7/14/06ISP 209 - 3A23 Astrology… a persistent superstition It’s all nonsense, of course. The motions of the planets are prescribed by natural laws of motion and gravity. How can their motion predict the future?
7/14/06ISP 209 - 3A24 Ellipse Geometry To draw an ellipse: Take a string. Tack down the two ends. Put a pencil in the string and pull the string taut. Move the pencil around keeping the string taut. An ellipse is the locus of points for which the sum of the distances to two fixed points is fixed. The two fixed points are called the focal points of the ellipse.

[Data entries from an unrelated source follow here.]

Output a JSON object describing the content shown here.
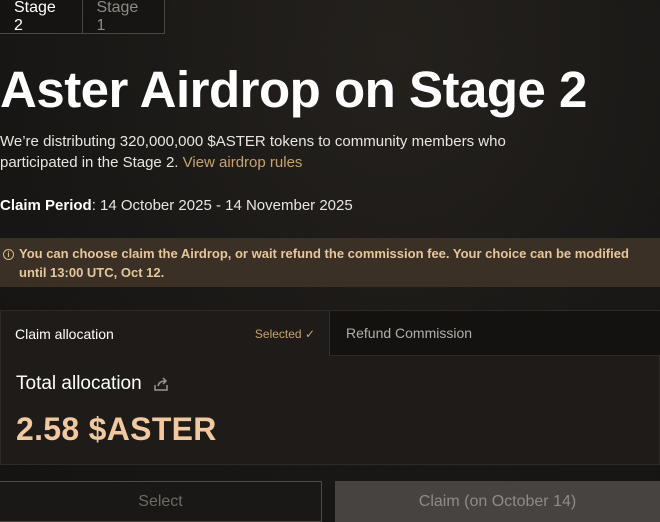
{
  "stage_tabs": [
    {
      "label": "Stage 2",
      "active": true
    },
    {
      "label": "Stage 1",
      "active": false
    }
  ],
  "page_title": "Aster Airdrop on Stage 2",
  "description": {
    "text": "We’re distributing 320,000,000 $ASTER tokens to community members who participated in the Stage 2.",
    "link": "View airdrop rules"
  },
  "claim_period": {
    "label": "Claim Period",
    "value": ": 14 October 2025 - 14 November 2025"
  },
  "notice": {
    "icon": "info-icon",
    "text": "You can choose claim the Airdrop, or wait refund the commission fee. Your choice can be modified until 13:00 UTC, Oct 12."
  },
  "options": {
    "claim": {
      "label": "Claim allocation",
      "status": "Selected ✓"
    },
    "refund": {
      "label": "Refund Commission"
    }
  },
  "allocation": {
    "label": "Total allocation",
    "value": "2.58 $ASTER",
    "icon": "share-icon"
  },
  "buttons": {
    "select": "Select",
    "claim": "Claim (on October 14)"
  },
  "colors": {
    "accent": "#c9a36b",
    "allocation_value": "#f0c9a0",
    "notice_bg": "#3b3026",
    "background": "#1a1816"
  }
}
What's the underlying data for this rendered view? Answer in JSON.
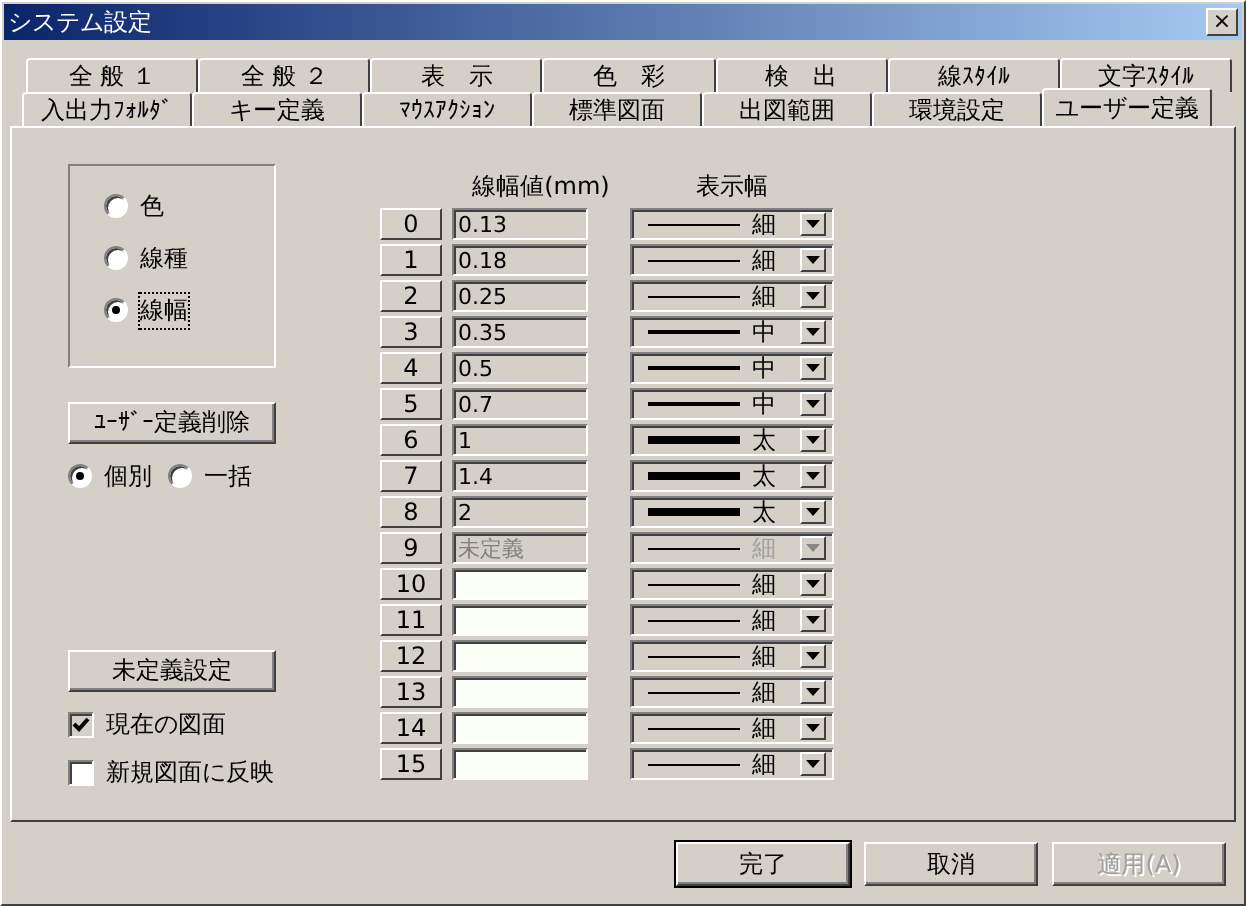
{
  "window": {
    "title": "システム設定",
    "close": "×"
  },
  "tab_rows": [
    [
      {
        "label": "全 般 １",
        "selected": false
      },
      {
        "label": "全 般 ２",
        "selected": false
      },
      {
        "label": "表　示",
        "selected": false
      },
      {
        "label": "色　彩",
        "selected": false
      },
      {
        "label": "検　出",
        "selected": false
      },
      {
        "label": "線ｽﾀｲﾙ",
        "selected": false
      },
      {
        "label": "文字ｽﾀｲﾙ",
        "selected": false
      }
    ],
    [
      {
        "label": "入出力ﾌｫﾙﾀﾞ",
        "selected": false
      },
      {
        "label": "キー定義",
        "selected": false
      },
      {
        "label": "ﾏｳｽｱｸｼｮﾝ",
        "selected": false
      },
      {
        "label": "標準図面",
        "selected": false
      },
      {
        "label": "出図範囲",
        "selected": false
      },
      {
        "label": "環境設定",
        "selected": false
      },
      {
        "label": "ユーザー定義",
        "selected": true
      }
    ]
  ],
  "target_options": [
    {
      "label": "色",
      "selected": false
    },
    {
      "label": "線種",
      "selected": false
    },
    {
      "label": "線幅",
      "selected": true
    }
  ],
  "delete_button": "ﾕｰｻﾞｰ定義削除",
  "scope_options": [
    {
      "label": "個別",
      "selected": true
    },
    {
      "label": "一括",
      "selected": false
    }
  ],
  "undefined_button": "未定義設定",
  "checkboxes": [
    {
      "label": "現在の図面",
      "checked": true
    },
    {
      "label": "新規図面に反映",
      "checked": false
    }
  ],
  "table": {
    "columns": [
      "線幅値(mm)",
      "表示幅"
    ],
    "rows": [
      {
        "number": "0",
        "value": "0.13",
        "read_only": true,
        "disabled": false,
        "kind": "thin",
        "width_label": "細"
      },
      {
        "number": "1",
        "value": "0.18",
        "read_only": true,
        "disabled": false,
        "kind": "thin",
        "width_label": "細"
      },
      {
        "number": "2",
        "value": "0.25",
        "read_only": true,
        "disabled": false,
        "kind": "thin",
        "width_label": "細"
      },
      {
        "number": "3",
        "value": "0.35",
        "read_only": true,
        "disabled": false,
        "kind": "medium",
        "width_label": "中"
      },
      {
        "number": "4",
        "value": "0.5",
        "read_only": true,
        "disabled": false,
        "kind": "medium",
        "width_label": "中"
      },
      {
        "number": "5",
        "value": "0.7",
        "read_only": true,
        "disabled": false,
        "kind": "medium",
        "width_label": "中"
      },
      {
        "number": "6",
        "value": "1",
        "read_only": true,
        "disabled": false,
        "kind": "thick",
        "width_label": "太"
      },
      {
        "number": "7",
        "value": "1.4",
        "read_only": true,
        "disabled": false,
        "kind": "thick",
        "width_label": "太"
      },
      {
        "number": "8",
        "value": "2",
        "read_only": true,
        "disabled": false,
        "kind": "thick",
        "width_label": "太"
      },
      {
        "number": "9",
        "value": "未定義",
        "read_only": true,
        "disabled": true,
        "kind": "thin",
        "width_label": "細"
      },
      {
        "number": "10",
        "read_only": false,
        "disabled": false,
        "kind": "thin",
        "width_label": "細"
      },
      {
        "number": "11",
        "read_only": false,
        "disabled": false,
        "kind": "thin",
        "width_label": "細"
      },
      {
        "number": "12",
        "read_only": false,
        "disabled": false,
        "kind": "thin",
        "width_label": "細"
      },
      {
        "number": "13",
        "read_only": false,
        "disabled": false,
        "kind": "thin",
        "width_label": "細"
      },
      {
        "number": "14",
        "read_only": false,
        "disabled": false,
        "kind": "thin",
        "width_label": "細"
      },
      {
        "number": "15",
        "read_only": false,
        "disabled": false,
        "kind": "thin",
        "width_label": "細"
      }
    ]
  },
  "footer_buttons": [
    {
      "label": "完了",
      "kind": "default"
    },
    {
      "label": "取消",
      "kind": "normal"
    },
    {
      "label": "適用(A)",
      "kind": "disabled"
    }
  ]
}
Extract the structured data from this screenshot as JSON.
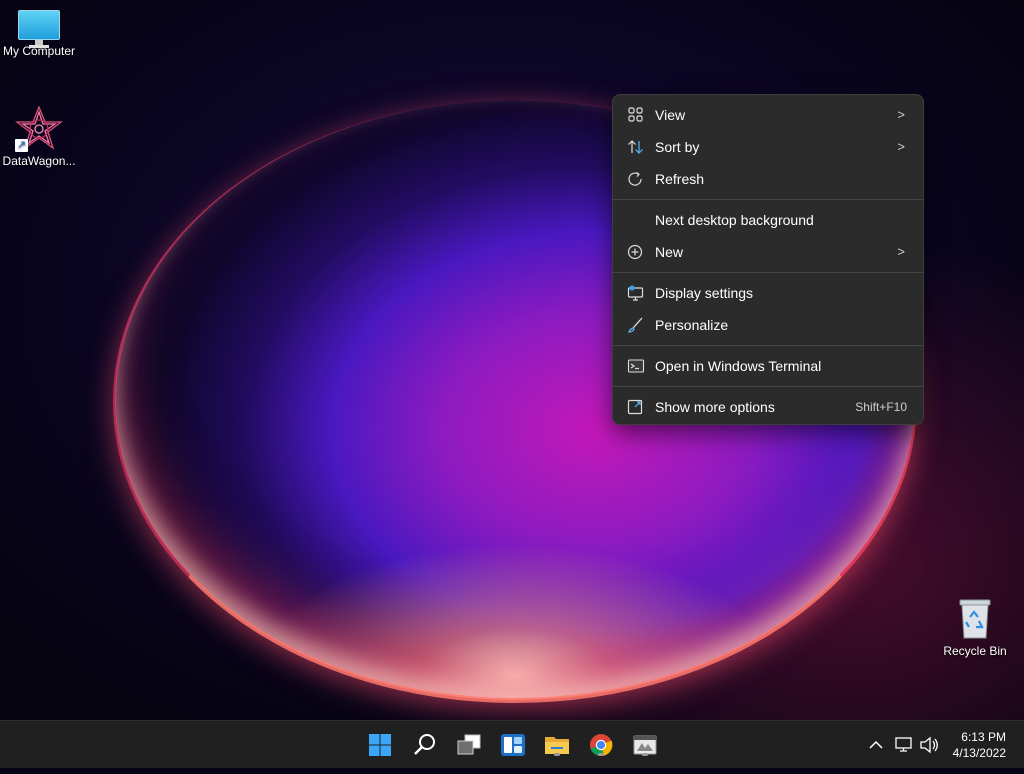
{
  "desktop": {
    "icons": [
      {
        "label": "My Computer"
      },
      {
        "label": "DataWagon..."
      },
      {
        "label": "Recycle Bin"
      }
    ]
  },
  "context_menu": {
    "items": [
      {
        "label": "View",
        "icon": "grid-icon",
        "submenu": true
      },
      {
        "label": "Sort by",
        "icon": "sort-icon",
        "submenu": true
      },
      {
        "label": "Refresh",
        "icon": "refresh-icon"
      },
      {
        "label": "Next desktop background"
      },
      {
        "label": "New",
        "icon": "plus-circle-icon",
        "submenu": true
      },
      {
        "label": "Display settings",
        "icon": "display-settings-icon"
      },
      {
        "label": "Personalize",
        "icon": "brush-icon"
      },
      {
        "label": "Open in Windows Terminal",
        "icon": "terminal-icon"
      },
      {
        "label": "Show more options",
        "icon": "expand-icon",
        "shortcut": "Shift+F10"
      }
    ],
    "chevron": ">"
  },
  "taskbar": {
    "apps": [
      "start-icon",
      "search-icon",
      "task-view-icon",
      "widgets-icon",
      "file-explorer-icon",
      "chrome-icon",
      "app-icon"
    ],
    "tray": {
      "overflow": "^",
      "time": "6:13 PM",
      "date": "4/13/2022"
    }
  },
  "colors": {
    "menu_bg": "#2b2b2b",
    "taskbar_bg": "#202020",
    "accent": "#3aa0f0"
  }
}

7/14/06ISP 209 - 3A25 Parameters of an elliptical orbit (a,e) ► Semi-major axis = a = one half the largest diameter ► Eccentricity = e = ratio of the distance between the focal points to the major diameter For example, this ellipse has a = 1 and e = 0.5. Perihelion = r2 = 0.5 Aphelion = r1 = 1.5 ► Perihelion and aphelion
7/14/06ISP 209 - 3A26 Example. Determine a, e, r1, r2.
7/14/06ISP 209 - 3A28 The observed solar system at the time of Newton Sun Mercury Venus Earth Mars Jupiter Saturn (all except Earth are named after Roman gods, because astrology was practiced in ancient Rome) Three outer planets discovered later… Uranus (1781, Wm Herschel) Neptune (1846 Adams; LeVerrier) Pluto (1930, Tombaugh)
7/14/06ISP 209 - 3A29 To explain the motion of the planets, Newton developed three ideas: 1.The laws of motion 2.The theory of universal gravitation 3.Calculus, a new branch of mathematics Newton solved the premier scientific problem of his time --- to explain the motion of the planets. Isaac Newton “If I have been able to see farther than others it is because I stood on the shoulders of giants.” --- Newton’s letter to Robert Hooke, perhaps referring to Galileo and Kepler m F a 2 21 r mGm F
7/14/06ISP 209 - 3A30 Newton’s Theory of Universal Gravitation Newton and the Apple (The apple never fell on his head, but sometimes a stupid person will say that, trying to be funny.) Newton asked good questions the key to his success. Observing Earth’s gravity acting on an apple, and seeing the moon, Newton asked whether the Earth’s gravity extends as far as the moon.
7/14/06ISP 209 - 3A31 Quiz Question Who discovered that the orbit of a planet is an ellipse?